Electric vehicles failed to gain traction in the mainstream market last year, which saw lackluster sales for the industry's first arrivals, the Chevy Volt and the Nissan Leaf.
Will 2012 be any better? Depends who you ask, but the general consensus in the first week of this year is probably not.
In a survey of global auto executives released Thursday by KPMG LLP, an audit, tax and advisory firm, nearly two thirds of respondents said plug-in hybrids and all-electric cars won't make a dent in car sales until at least 2025. By then E.V.'s could rise to 15 percent of total car sales, according to the most optimistic projections.
The main reason for the pessimism is low consumer demand. In the United States consumer interest is actually declining, according to Pike Research, which surveyed more than 1,000 Americans for a report published Thursday. Forty percent of respondents were "extremely" or "very" interested in buying an electric car in 2011, down from 44 percent in 2010 and 48 percent the year before.
The biggest deterrent, respondents said, is cost. The gas-electric Chevy Volt sells for roughly $40,000 and the all-electric Nissan Leaf starts around $35,000. By contrast, a fuel-efficient gas-powered compact car, like the Chevy Cruze, can cost half that.
Not everyone is pessimistic though. New models of E.V.'s are hitting showrooms, and that could be a sales catalyst, Rob Bailer of Leaf Clean Energy, a renewable energy and sustainable technology investment firm, told InsideClimate News. The all-electric Ford Focus rolled out in California, New York and New Jersey late last year, with 16 other states set to get the cars in the second quarter of 2012. Toyota's Prius Plug-in will be sold in 14 states in the first half of this year. California and Oregon residents will be able to buy the all-electric Honda Fit by summer.
"People are going to start to adopt more," Bailer predicted.
But the Chevy Volt and Nissan Leaf missed their 2011 sales goals, fueling speculation that the new releases won't fare much better.
Nissan, which set a 10,000-car target last year, almost hit its mark, selling 9,674 of its all-electric Leafs. General Motors fell short of its Chevy Volt goal, selling just 7,671 plug-in hybrids of its 10,000-unit target.
Total E.V. sales reached around 20,000 in the United States, just two percent of the Obama administration's plan to put one million electric cars on the road by 2015.

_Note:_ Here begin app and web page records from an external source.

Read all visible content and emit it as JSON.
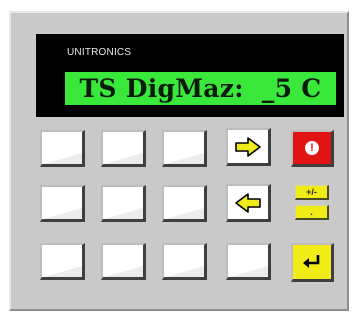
{
  "device": {
    "brand": "UNITRONICS",
    "display_text": "TS DigMaz:  _5 C"
  },
  "keys": {
    "esc_symbol": "!",
    "plus_minus_label": "+/-",
    "dot_label": "."
  },
  "colors": {
    "lcd_green": "#39e83a",
    "esc_red": "#e01414",
    "function_yellow": "#f1ec18"
  }
}
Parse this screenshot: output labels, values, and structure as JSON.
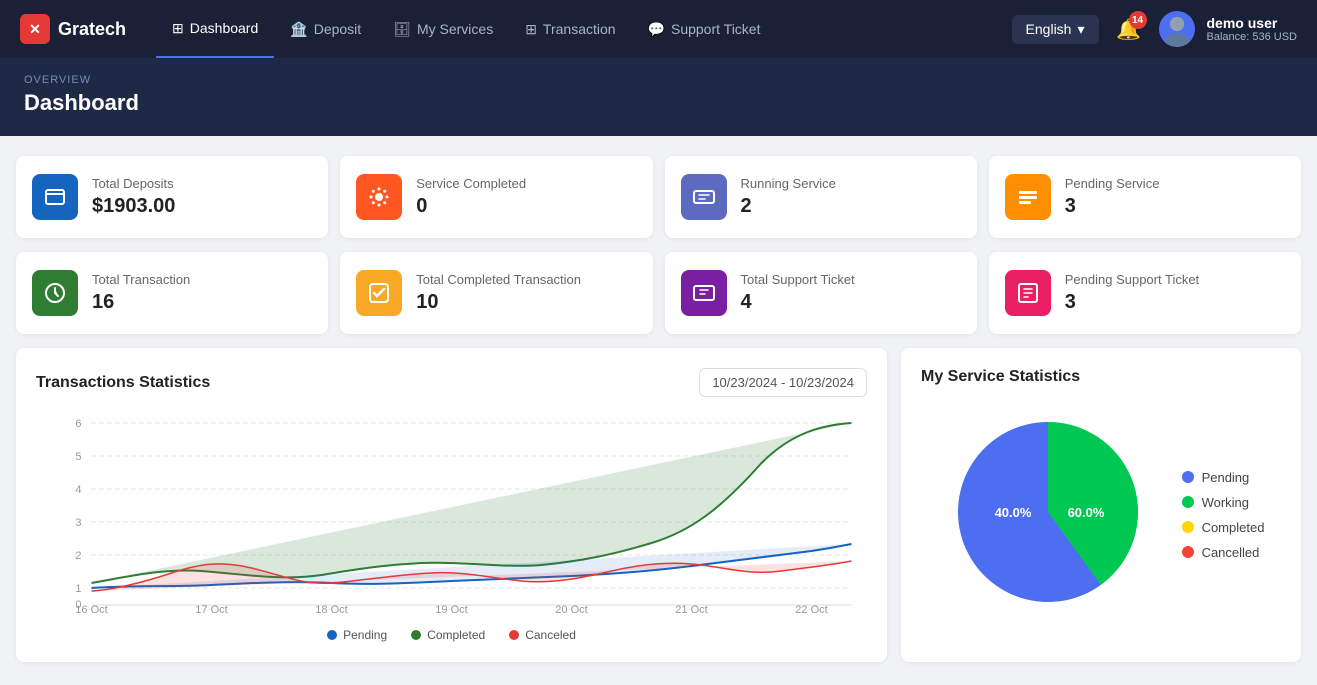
{
  "brand": {
    "name": "Gratech",
    "icon_text": "X"
  },
  "nav": {
    "links": [
      {
        "label": "Dashboard",
        "icon": "⊞",
        "active": true
      },
      {
        "label": "Deposit",
        "icon": "🏦",
        "active": false
      },
      {
        "label": "My Services",
        "icon": "🗄",
        "active": false
      },
      {
        "label": "Transaction",
        "icon": "⊞",
        "active": false
      },
      {
        "label": "Support Ticket",
        "icon": "💬",
        "active": false
      }
    ],
    "language": "English",
    "notif_count": "14",
    "user_name": "demo user",
    "user_balance": "Balance: 536 USD"
  },
  "header": {
    "breadcrumb": "OVERVIEW",
    "title": "Dashboard"
  },
  "stat_cards_row1": [
    {
      "label": "Total Deposits",
      "value": "$1903.00",
      "icon": "📋",
      "icon_class": "icon-blue"
    },
    {
      "label": "Service Completed",
      "value": "0",
      "icon": "⚙",
      "icon_class": "icon-red-light"
    },
    {
      "label": "Running Service",
      "value": "2",
      "icon": "🗂",
      "icon_class": "icon-indigo"
    },
    {
      "label": "Pending Service",
      "value": "3",
      "icon": "📤",
      "icon_class": "icon-orange"
    }
  ],
  "stat_cards_row2": [
    {
      "label": "Total Transaction",
      "value": "16",
      "icon": "📎",
      "icon_class": "icon-green"
    },
    {
      "label": "Total Completed Transaction",
      "value": "10",
      "icon": "↔",
      "icon_class": "icon-yellow"
    },
    {
      "label": "Total Support Ticket",
      "value": "4",
      "icon": "🎫",
      "icon_class": "icon-purple"
    },
    {
      "label": "Pending Support Ticket",
      "value": "3",
      "icon": "[ ]",
      "icon_class": "icon-pink"
    }
  ],
  "transactions_chart": {
    "title": "Transactions Statistics",
    "date_range": "10/23/2024 - 10/23/2024",
    "legend": [
      {
        "label": "Pending",
        "color": "#1565c0"
      },
      {
        "label": "Completed",
        "color": "#2e7d32"
      },
      {
        "label": "Canceled",
        "color": "#e53935"
      }
    ],
    "x_labels": [
      "16 Oct",
      "17 Oct",
      "18 Oct",
      "19 Oct",
      "20 Oct",
      "21 Oct",
      "22 Oct"
    ],
    "y_labels": [
      "0",
      "1",
      "2",
      "3",
      "4",
      "5",
      "6"
    ]
  },
  "service_chart": {
    "title": "My Service Statistics",
    "legend": [
      {
        "label": "Pending",
        "color": "#4e6ef2"
      },
      {
        "label": "Working",
        "color": "#00c853"
      },
      {
        "label": "Completed",
        "color": "#ffd600"
      },
      {
        "label": "Cancelled",
        "color": "#f44336"
      }
    ],
    "slices": [
      {
        "label": "Working",
        "percent": 40.0,
        "color": "#00c853"
      },
      {
        "label": "Pending",
        "percent": 60.0,
        "color": "#4e6ef2"
      }
    ]
  }
}
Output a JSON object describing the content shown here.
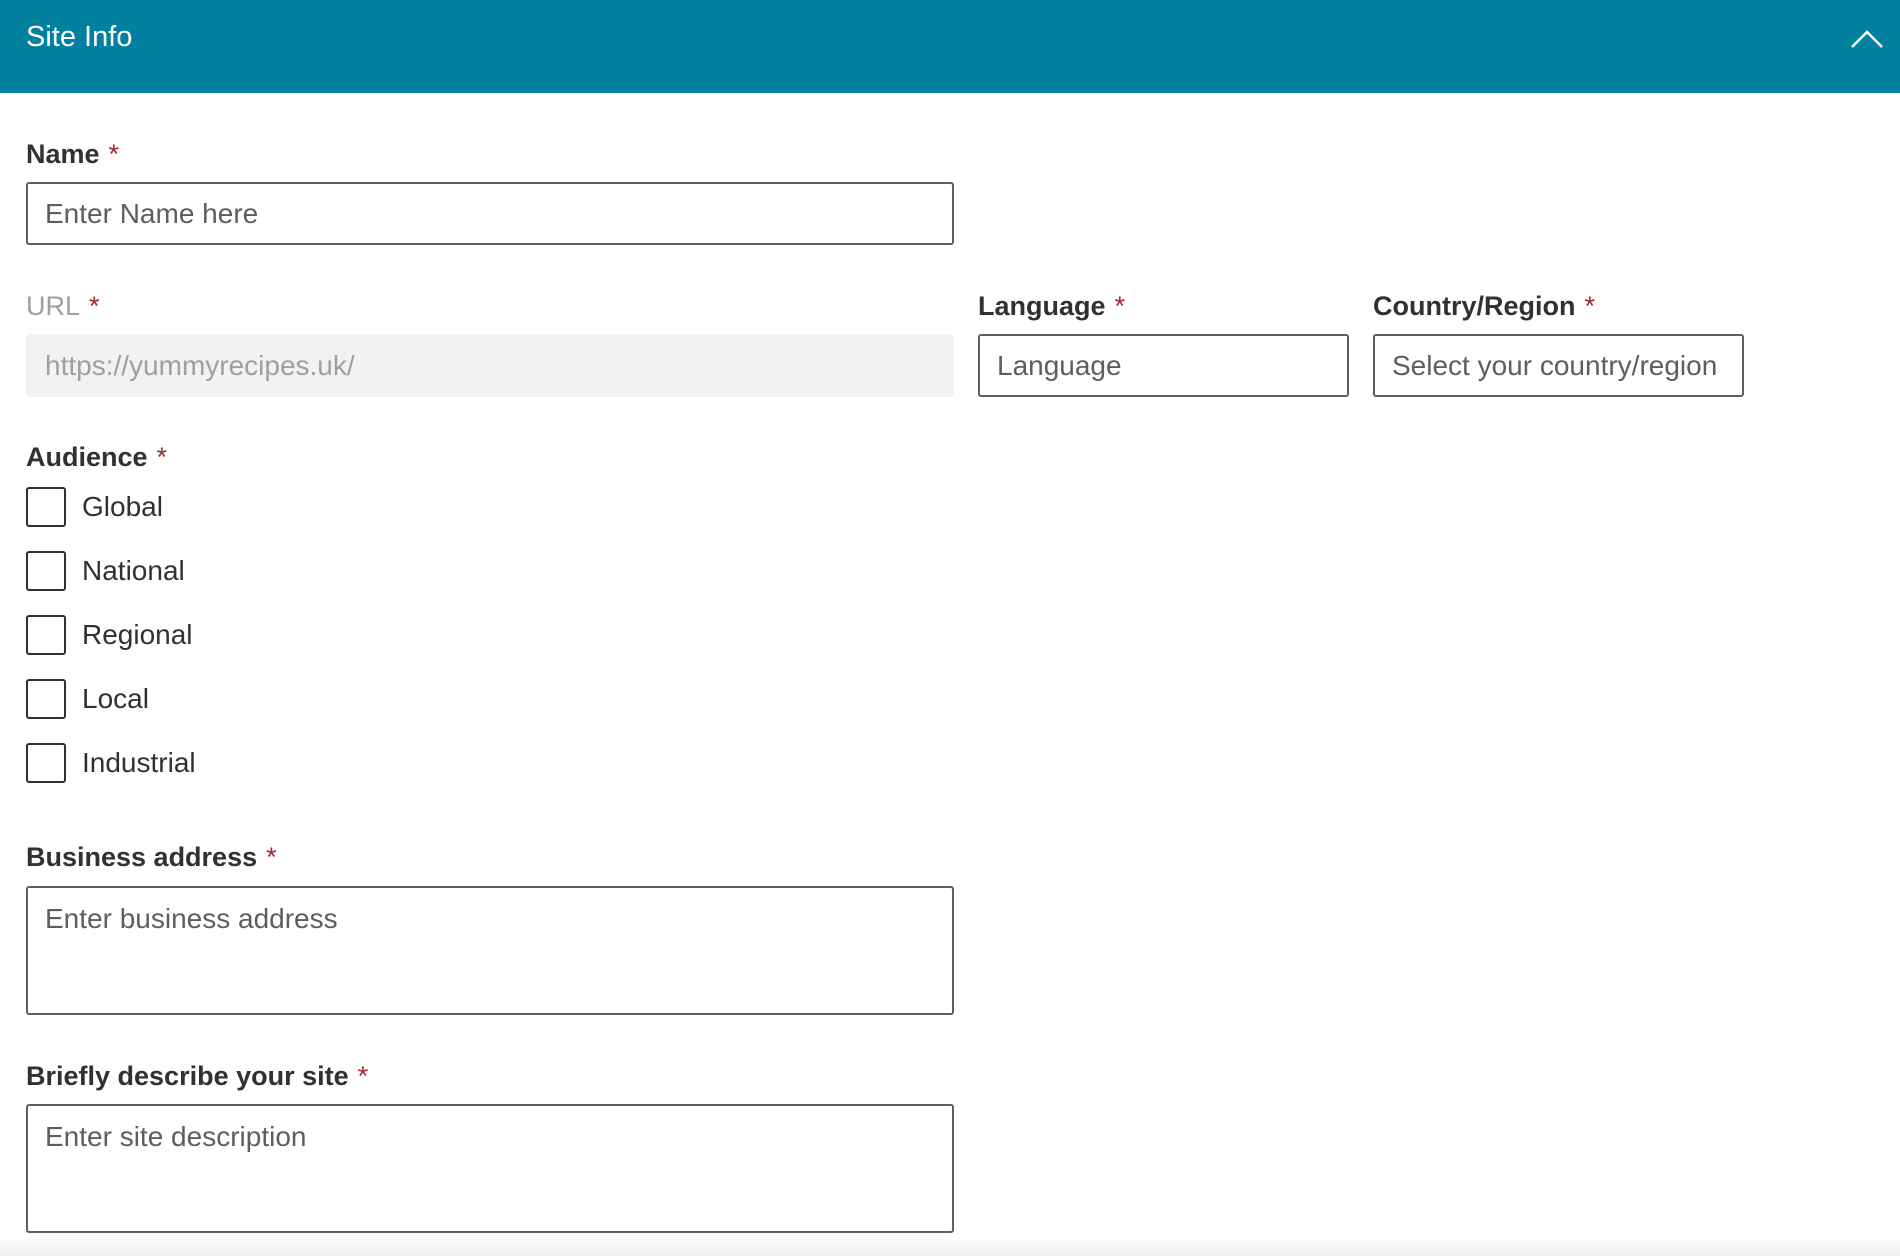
{
  "header": {
    "title": "Site Info",
    "collapse_icon": "chevron-up-icon",
    "color": "#0180a0"
  },
  "required_marker": "*",
  "name": {
    "label": "Name",
    "placeholder": "Enter Name here",
    "value": ""
  },
  "url": {
    "label": "URL",
    "placeholder": "https://yummyrecipes.uk/",
    "disabled": true
  },
  "language": {
    "label": "Language",
    "placeholder": "Language"
  },
  "country": {
    "label": "Country/Region",
    "placeholder": "Select your country/region"
  },
  "audience": {
    "label": "Audience",
    "options": [
      {
        "label": "Global",
        "checked": false
      },
      {
        "label": "National",
        "checked": false
      },
      {
        "label": "Regional",
        "checked": false
      },
      {
        "label": "Local",
        "checked": false
      },
      {
        "label": "Industrial",
        "checked": false
      }
    ]
  },
  "business_address": {
    "label": "Business address",
    "placeholder": "Enter business address"
  },
  "description": {
    "label": "Briefly describe your site",
    "placeholder": "Enter site description"
  },
  "colors": {
    "required": "#a4262c",
    "text": "#323130",
    "disabled_bg": "#f3f2f1"
  }
}
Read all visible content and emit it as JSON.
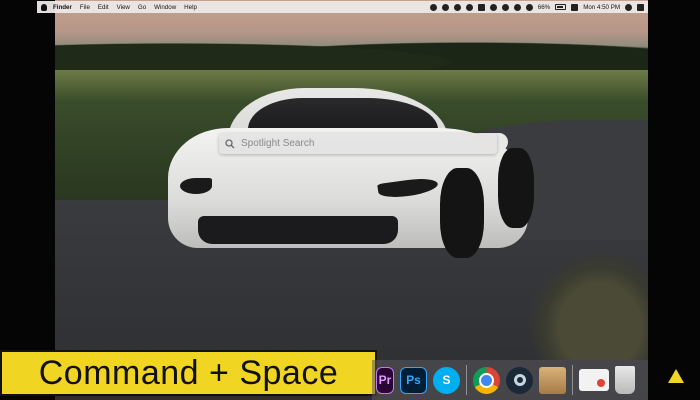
{
  "menubar": {
    "app_name": "Finder",
    "items": [
      "File",
      "Edit",
      "View",
      "Go",
      "Window",
      "Help"
    ],
    "battery": "66%",
    "clock": "Mon 4:50 PM"
  },
  "spotlight": {
    "placeholder": "Spotlight Search"
  },
  "caption": {
    "text": "Command + Space",
    "background_color": "#f1d523"
  },
  "dock": {
    "apps": [
      {
        "name": "premiere-pro",
        "label": "Pr"
      },
      {
        "name": "photoshop",
        "label": "Ps"
      },
      {
        "name": "skype",
        "label": "S"
      },
      {
        "name": "chrome",
        "label": ""
      },
      {
        "name": "steam",
        "label": ""
      },
      {
        "name": "archive-utility",
        "label": ""
      },
      {
        "name": "preview",
        "label": ""
      },
      {
        "name": "trash",
        "label": ""
      }
    ]
  }
}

Republican lawmakers who oppose Obama's clean vehicles agenda have pointed to disappointing sales as a reason to revoke tax credits for the carbon-free cars. The government offers first-time buyers a $7,500 subsidy. Last week, Rep. Mike Kelly (R-Pa.) introduced legislation to end the incentive, citing the Volt's missed sales target.
A Washington Post editorial this week agreed. Such tax credits "represent a deepening of the taxpayers' commitment to what looks increasingly like an industry not ready for prime time," the paper wrote.
In a response, Media Matters, a progressive media watchdog, said the editorial fails to recognize that "lawmakers supported electric cars because they are not already a well-established technology, not in spite of that fact."
EPA Dramatically Cuts Target for Cellulosic Ethanol, Again
America's cellulosic biofuels industry got off to a disheartening start to the New Year, when the U.S. Environmental Protection Agency slashed the target for the next-gen fuel source by 98 percent over what was required under federal law.
EPA announced last week that it expects just 8.65 million gallons of cellulosic ethanol to be blended into the nation's fuels in 2012, a tiny fraction of the 500 million gallons that was mandated by the 2007 Energy Independence and Security Act.
The energy act directs oil refiners to boost the amount of biofuels in their blends from 9 billion gallons in 2008 to 36 billion gallons by 2022. A massive 16 billion gallons must come from switchgrass, corncobs, husks and other inedible cellulosic plant parts. The idea was to prevent an overdependence on corn-based ethanol, which is heavily criticized for reducing food supplies.
To keep the industry on track to deliver the rapid expansion, EPA must set minimum requirements every year, known as the renewable fuel standard. For 2012 the goal is to add 18 billion gallons of total biofuel, just under 10 percent of the nation's motor fuel. More than half of that will come from corn; one-tenth of one percent will be cellulosic biofuel.
EPA has dramatically cut the cellulosic goal every year for the last three years, raising ire among renewable fuel advocates, who say the reduction in cellulosic numbers sends a chilling signal to financial markets, which depend on long-term clarity from the government. Ethanol plants can cost $100 million to construct and take several years to build.